*** Opening Records ***

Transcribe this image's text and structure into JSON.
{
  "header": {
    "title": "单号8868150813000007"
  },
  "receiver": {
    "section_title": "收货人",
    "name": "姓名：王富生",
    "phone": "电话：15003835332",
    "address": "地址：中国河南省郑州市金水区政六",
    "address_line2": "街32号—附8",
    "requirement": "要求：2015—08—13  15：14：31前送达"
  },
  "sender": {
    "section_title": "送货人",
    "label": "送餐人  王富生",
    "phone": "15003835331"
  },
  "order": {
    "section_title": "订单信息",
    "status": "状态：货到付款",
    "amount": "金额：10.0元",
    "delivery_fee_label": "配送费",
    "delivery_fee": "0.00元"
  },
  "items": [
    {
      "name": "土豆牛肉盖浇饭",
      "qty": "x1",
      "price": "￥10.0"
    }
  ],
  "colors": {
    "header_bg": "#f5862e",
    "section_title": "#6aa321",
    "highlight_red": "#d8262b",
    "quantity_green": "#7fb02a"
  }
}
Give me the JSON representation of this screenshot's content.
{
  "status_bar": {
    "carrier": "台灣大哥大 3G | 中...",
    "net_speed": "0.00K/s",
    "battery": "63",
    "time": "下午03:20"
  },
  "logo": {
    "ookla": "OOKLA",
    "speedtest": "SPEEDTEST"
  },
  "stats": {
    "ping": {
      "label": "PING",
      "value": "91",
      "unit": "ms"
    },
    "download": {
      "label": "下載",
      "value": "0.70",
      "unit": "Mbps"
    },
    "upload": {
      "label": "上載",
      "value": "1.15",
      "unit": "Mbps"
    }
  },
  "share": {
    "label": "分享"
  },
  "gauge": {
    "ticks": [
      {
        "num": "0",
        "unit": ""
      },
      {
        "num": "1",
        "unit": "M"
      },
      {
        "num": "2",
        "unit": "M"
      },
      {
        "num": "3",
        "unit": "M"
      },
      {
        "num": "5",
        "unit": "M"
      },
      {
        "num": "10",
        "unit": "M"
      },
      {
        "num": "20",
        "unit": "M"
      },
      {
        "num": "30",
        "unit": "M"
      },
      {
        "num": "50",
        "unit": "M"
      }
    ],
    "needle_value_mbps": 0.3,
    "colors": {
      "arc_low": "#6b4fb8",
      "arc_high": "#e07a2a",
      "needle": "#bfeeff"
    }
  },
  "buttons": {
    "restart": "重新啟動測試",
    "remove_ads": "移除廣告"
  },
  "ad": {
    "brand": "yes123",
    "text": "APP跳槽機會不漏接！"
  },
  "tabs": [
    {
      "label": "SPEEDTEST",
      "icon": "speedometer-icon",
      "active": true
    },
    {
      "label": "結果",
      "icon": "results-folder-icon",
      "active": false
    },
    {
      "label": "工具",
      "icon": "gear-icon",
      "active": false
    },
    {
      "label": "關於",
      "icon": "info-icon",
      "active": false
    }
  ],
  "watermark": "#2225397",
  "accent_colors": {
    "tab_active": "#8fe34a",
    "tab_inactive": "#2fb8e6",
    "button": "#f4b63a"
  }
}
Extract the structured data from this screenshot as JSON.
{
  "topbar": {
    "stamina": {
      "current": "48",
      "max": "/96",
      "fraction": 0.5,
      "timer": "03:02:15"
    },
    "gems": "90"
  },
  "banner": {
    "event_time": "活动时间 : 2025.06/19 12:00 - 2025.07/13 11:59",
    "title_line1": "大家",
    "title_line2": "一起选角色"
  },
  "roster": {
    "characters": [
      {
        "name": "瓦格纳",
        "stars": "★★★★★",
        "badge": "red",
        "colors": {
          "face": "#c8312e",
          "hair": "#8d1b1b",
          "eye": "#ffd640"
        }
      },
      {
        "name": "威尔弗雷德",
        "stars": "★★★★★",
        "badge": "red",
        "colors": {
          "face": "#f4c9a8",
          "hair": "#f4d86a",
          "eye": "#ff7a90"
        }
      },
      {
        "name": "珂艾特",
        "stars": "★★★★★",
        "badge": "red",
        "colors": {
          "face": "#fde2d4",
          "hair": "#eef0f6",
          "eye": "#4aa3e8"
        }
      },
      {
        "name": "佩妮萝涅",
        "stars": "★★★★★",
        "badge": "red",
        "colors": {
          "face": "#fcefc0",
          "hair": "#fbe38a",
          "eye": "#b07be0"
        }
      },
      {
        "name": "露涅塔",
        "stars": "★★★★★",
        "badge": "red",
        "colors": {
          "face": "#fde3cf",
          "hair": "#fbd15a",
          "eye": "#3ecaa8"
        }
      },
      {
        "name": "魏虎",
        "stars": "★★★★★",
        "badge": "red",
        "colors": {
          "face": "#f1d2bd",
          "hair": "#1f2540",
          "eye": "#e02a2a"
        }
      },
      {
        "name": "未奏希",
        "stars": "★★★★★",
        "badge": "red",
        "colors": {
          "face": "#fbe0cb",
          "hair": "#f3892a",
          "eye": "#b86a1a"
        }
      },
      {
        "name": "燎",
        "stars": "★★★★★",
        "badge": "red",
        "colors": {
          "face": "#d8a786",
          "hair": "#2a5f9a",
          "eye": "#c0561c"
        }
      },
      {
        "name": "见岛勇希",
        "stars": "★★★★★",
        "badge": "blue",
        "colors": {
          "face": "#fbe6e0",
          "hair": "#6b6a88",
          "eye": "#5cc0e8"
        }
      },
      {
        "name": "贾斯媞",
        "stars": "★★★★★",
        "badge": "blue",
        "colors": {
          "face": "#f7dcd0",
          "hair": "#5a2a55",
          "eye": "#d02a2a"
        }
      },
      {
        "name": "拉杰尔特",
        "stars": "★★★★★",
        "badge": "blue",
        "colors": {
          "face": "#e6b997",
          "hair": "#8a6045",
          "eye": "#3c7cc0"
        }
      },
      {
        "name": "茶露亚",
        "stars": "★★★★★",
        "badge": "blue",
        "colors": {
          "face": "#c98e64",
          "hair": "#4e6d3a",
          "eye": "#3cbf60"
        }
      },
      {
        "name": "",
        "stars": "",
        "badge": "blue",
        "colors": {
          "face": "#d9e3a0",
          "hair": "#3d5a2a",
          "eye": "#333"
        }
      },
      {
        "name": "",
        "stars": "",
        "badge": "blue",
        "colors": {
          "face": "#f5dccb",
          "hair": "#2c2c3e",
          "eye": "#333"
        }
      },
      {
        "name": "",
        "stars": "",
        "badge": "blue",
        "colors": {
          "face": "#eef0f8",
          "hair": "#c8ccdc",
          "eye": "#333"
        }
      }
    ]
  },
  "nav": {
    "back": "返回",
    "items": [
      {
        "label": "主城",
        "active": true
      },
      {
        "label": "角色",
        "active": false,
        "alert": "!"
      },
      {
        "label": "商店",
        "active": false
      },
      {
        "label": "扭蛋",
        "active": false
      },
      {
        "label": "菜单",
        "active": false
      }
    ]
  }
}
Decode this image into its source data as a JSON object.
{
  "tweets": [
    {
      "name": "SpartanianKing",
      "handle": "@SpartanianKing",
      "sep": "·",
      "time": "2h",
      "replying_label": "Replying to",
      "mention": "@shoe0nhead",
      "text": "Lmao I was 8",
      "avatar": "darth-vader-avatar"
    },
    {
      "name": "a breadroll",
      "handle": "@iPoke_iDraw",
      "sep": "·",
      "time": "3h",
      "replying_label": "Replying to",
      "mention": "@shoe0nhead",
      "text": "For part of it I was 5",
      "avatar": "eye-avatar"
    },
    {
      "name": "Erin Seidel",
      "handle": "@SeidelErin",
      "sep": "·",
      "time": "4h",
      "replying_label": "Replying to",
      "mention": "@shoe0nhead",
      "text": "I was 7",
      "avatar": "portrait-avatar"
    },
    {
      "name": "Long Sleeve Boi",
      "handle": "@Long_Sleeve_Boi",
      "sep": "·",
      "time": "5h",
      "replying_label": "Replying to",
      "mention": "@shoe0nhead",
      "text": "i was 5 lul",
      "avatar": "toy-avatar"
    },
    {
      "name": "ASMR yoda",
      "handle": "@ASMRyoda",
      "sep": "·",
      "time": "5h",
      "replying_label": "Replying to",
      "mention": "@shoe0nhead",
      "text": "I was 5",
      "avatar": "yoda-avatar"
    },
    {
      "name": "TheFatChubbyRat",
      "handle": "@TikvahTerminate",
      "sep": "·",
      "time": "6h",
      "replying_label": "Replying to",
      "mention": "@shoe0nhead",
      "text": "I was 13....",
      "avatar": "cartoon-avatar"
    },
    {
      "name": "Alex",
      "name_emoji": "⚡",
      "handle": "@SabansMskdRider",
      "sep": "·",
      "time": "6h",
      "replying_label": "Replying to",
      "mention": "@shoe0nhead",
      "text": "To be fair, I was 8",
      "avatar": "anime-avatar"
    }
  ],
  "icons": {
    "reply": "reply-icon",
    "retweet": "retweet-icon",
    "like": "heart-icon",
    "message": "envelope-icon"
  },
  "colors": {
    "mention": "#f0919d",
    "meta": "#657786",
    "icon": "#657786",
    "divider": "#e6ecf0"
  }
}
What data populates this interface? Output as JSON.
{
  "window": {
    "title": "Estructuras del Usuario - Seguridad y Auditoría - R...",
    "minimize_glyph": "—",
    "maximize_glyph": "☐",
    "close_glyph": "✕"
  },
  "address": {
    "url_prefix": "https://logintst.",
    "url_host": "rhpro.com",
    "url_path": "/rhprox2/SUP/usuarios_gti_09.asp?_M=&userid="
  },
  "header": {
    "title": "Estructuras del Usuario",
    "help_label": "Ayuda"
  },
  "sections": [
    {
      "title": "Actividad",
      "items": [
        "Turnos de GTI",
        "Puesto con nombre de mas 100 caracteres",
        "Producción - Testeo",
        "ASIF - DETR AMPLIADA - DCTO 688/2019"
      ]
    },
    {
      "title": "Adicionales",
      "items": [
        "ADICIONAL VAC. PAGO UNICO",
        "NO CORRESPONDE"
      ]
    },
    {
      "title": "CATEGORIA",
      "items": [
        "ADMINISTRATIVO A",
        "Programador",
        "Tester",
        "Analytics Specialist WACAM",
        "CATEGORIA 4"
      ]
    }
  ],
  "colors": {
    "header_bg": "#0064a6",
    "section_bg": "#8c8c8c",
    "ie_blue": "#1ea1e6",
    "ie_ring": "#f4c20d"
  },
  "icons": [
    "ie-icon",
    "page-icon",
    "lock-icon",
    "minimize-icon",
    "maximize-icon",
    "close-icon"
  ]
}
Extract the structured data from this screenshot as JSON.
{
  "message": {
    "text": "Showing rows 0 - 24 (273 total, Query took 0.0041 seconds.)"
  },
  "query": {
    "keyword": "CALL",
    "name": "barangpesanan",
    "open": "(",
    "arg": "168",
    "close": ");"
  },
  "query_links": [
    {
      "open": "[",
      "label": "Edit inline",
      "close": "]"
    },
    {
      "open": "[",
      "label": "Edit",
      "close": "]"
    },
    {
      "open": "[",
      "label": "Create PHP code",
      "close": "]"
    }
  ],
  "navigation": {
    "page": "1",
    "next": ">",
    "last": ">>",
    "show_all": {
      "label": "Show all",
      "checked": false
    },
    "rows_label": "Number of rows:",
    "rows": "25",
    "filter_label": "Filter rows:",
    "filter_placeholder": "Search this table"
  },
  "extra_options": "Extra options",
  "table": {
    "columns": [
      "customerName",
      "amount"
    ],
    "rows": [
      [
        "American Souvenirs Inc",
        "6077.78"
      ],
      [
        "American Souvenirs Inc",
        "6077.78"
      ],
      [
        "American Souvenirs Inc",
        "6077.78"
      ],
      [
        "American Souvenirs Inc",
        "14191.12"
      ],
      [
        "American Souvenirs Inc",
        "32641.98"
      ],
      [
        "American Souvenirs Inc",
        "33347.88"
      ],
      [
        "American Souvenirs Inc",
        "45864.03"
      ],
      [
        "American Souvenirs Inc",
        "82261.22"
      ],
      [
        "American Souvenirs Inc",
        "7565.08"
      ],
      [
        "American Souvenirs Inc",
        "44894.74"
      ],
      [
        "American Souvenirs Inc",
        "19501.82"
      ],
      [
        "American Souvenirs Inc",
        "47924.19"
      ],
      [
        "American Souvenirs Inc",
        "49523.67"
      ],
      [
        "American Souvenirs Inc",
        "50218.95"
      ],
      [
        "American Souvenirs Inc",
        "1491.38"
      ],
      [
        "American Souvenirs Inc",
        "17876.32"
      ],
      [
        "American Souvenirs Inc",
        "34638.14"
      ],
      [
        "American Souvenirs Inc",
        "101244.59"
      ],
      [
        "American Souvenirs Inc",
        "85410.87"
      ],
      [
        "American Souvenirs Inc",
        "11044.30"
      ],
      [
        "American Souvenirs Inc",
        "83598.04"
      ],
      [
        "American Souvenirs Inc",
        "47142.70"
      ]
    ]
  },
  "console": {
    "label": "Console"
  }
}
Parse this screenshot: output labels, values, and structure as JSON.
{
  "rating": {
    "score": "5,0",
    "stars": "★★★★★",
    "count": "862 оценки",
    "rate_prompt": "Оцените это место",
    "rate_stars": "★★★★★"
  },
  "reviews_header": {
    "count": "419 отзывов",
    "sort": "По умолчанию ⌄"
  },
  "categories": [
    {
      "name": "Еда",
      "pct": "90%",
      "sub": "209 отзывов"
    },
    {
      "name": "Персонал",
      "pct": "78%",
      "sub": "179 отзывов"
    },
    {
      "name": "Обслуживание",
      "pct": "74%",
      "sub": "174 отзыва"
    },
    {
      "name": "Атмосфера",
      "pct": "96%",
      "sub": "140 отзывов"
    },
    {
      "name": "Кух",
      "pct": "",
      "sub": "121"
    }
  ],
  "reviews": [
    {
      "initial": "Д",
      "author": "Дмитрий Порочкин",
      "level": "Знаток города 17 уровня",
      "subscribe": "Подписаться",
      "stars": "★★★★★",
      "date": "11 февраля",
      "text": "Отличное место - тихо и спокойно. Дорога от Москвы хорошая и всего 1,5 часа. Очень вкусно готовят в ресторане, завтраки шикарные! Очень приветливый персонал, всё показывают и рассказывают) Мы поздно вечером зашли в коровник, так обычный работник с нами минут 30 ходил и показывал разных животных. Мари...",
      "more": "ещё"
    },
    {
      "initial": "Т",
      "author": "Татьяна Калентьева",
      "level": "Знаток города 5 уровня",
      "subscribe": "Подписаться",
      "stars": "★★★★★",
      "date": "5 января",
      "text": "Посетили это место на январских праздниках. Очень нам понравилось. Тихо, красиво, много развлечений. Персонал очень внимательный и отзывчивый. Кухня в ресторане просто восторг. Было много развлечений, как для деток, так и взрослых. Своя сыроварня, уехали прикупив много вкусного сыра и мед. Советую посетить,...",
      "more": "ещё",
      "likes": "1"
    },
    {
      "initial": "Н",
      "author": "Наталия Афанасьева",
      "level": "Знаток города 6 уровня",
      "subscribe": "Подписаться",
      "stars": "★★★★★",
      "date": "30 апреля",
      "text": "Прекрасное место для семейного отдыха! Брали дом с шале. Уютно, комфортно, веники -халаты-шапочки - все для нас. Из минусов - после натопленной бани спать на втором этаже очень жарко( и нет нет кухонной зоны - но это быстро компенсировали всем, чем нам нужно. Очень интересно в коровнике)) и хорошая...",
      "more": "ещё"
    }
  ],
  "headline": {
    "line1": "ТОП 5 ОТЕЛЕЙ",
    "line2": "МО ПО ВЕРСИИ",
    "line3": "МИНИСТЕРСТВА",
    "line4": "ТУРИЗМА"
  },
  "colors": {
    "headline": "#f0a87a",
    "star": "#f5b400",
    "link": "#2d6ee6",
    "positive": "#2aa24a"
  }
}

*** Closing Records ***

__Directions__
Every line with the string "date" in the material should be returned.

__Response below__
      "date": "11 февраля",
      "date": "5 января",
      "date": "30 апреля",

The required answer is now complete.